Powers of Attorney – What You Need to Know

A power of attorney is a legal document in which you give another person the legal authority to act on your behalf. You, or the person who creates the power of attorney is the “principal” and the person whom you appoint to act for you is the “agent” or “attorney-in-fact.” POAs can be useful if you are traveling or cannot do something yourself in person. Here are some basic facts that you need to know about powers of attorney (“POAs”) under state law.

  1. An attorney-in-fact cannot legally do some things for you, even if you have signed a POA. While a person whom you appoint under a power of attorney has the legal authority to take certain actions for you, he or she does not have the right to represent you in court or make or change a will for you. An attorney-in-fact also cannot take your assets or use your money or make gifts to himself or herself.
  2. An attorneyin-fact can handle many different things for you. These tasks include actions such as the following:
    1. Make bank deposits, withdrawals, or other banking transactions
    2. Buy or sell property
    3. File your tax returns
    4. Pay your bills
    5. Apply for public benefits and handle your retirement benefits
  3. You can limit the powers that you give your agent in a POA. If you only want someone to act on your behalf in one specific circumstance, you can sign a limited POA. For example, a limited POA might allow your adult child to sign legal documents for the sale of your property because you will be out of town during the real estate closing process.
  4. There are different types of POAs, depending on your needs. Available POAs can include:
    1. General Financial POAs allow the agent to conduct any business for you.
    2. Durable Financial POAs allow the agent to conduct any business for you and stay in effect even if you become disabled or otherwise incapacitated.
    3. Durable POAs for Healthcare direct your agent to make healthcare decisions for you.
    4. Limited/Special POAs allow agents to perform only the tasks specified in the POAs, such as getting medical care for children or enrolling them in school.
    5. Military POAs exist under federal law to allow military members to designate agents to perform different tasks, including caring for any minor children.
    6. Financial Institution POAs are special forms that the IRS and some other banks and government agencies require you to fill out if you want someone to handle your business with them.
  5. You can appoint more than one attorney-in-fact. For example, you can appoint your two children to serve as co-attorneys-in-fact, which means that they would need to make decisions and take actions together. You also could appoint alternate agents. If one of your agents is unwilling or unable to take a certain action, the other agent may be able to act on your behalf.
  6. You can still make decisions on your own even if you have signed a POA. If you don’t need your attorney-in-fact to act for you, you can still make the same decisions and take actions as you could before you signed the POA.
  7. You can decide when your POA goes into effect. You can have your POA go into effect immediately, or you can have it go into effect in the future, such as when you are no longer capable or competent to make your own decisions.
  8. A durable POA will remain in effect even after you become unconscious, incapacitated, or unable to make your own decisions. A POA that is not durable will not remain in effect if you are incapacitated; in this situation, your agent will no longer be able to handle any business or decision-making once you become incapacitated.
  9. A POA must meet certain requirements to be legally valid. You must sign the POA in front of a notary or have at least two adult witnesses sign the POA. Neither of the witnesses can be your attorney-in-fact.
  10. You can terminate or end your POA at any time. If you want to terminate or end the POA that you previously signed, you must terminate it in writing and give a copy of your signed statement to any place that had a copy of your POA, such as banks or investment advisors.

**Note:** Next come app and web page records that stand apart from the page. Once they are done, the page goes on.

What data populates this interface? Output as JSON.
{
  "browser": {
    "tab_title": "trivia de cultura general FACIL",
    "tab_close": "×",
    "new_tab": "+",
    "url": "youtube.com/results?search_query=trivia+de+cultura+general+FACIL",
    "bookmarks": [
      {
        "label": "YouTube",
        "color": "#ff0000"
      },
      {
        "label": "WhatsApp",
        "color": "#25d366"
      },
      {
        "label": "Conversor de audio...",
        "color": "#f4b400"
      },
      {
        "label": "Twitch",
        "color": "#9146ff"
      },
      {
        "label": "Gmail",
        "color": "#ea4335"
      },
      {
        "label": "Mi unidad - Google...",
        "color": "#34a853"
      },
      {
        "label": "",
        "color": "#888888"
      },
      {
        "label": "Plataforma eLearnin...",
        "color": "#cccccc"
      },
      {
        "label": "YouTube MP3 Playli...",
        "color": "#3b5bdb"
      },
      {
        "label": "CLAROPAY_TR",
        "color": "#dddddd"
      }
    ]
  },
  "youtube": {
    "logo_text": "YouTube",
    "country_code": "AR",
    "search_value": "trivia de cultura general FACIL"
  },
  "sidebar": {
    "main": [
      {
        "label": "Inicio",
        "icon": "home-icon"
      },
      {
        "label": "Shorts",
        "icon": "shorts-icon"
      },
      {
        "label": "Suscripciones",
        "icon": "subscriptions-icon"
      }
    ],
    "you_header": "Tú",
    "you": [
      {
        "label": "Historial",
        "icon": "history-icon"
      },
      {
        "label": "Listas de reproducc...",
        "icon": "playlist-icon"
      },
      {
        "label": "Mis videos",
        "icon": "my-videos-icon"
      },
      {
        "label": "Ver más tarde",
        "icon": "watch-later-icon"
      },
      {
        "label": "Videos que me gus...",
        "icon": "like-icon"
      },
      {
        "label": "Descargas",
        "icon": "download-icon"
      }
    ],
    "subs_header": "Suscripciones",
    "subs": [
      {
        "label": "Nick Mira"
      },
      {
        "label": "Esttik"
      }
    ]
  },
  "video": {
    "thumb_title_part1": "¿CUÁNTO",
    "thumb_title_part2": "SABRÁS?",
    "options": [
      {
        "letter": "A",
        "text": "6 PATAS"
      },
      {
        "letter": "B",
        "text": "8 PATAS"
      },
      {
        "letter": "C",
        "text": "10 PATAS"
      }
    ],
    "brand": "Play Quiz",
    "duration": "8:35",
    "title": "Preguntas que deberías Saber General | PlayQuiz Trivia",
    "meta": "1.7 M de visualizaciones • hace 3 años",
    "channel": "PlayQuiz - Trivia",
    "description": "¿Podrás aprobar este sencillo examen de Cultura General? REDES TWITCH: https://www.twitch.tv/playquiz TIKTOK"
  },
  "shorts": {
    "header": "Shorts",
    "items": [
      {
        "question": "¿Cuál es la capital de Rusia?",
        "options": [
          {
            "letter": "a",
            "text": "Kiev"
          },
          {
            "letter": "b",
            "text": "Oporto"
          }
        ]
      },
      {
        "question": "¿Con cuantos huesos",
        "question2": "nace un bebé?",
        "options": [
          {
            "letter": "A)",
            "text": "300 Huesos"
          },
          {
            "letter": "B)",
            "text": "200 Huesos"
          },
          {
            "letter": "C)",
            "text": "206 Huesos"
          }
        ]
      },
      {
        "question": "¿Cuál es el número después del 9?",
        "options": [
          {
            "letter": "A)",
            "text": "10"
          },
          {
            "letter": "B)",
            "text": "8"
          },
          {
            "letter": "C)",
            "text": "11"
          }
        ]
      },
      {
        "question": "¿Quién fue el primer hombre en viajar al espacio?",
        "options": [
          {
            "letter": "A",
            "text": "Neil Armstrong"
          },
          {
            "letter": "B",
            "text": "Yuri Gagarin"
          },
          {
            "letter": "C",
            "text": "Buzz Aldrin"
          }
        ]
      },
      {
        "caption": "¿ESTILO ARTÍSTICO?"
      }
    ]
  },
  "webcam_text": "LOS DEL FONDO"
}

The attorneys of LBE Law Firm provide individualized legal representation and services for individuals concerning wills, trusts, and estate law matters, including powers of attorney and other estate planning mechanisms. Our office also handles general legal matters, including immigration law, bankruptcy, family law, and contracts. Contact us today at +1.424.273.5501 (call, text, or WhatsApp) or via email at info@lbelawfirm.com and learn how we can assist you with your legal need.

Previous Post
The Differences Between Wills, Trusts, and Intestacy
Next Post
What Are My Duties and Responsibilities as the Trustee?
Menu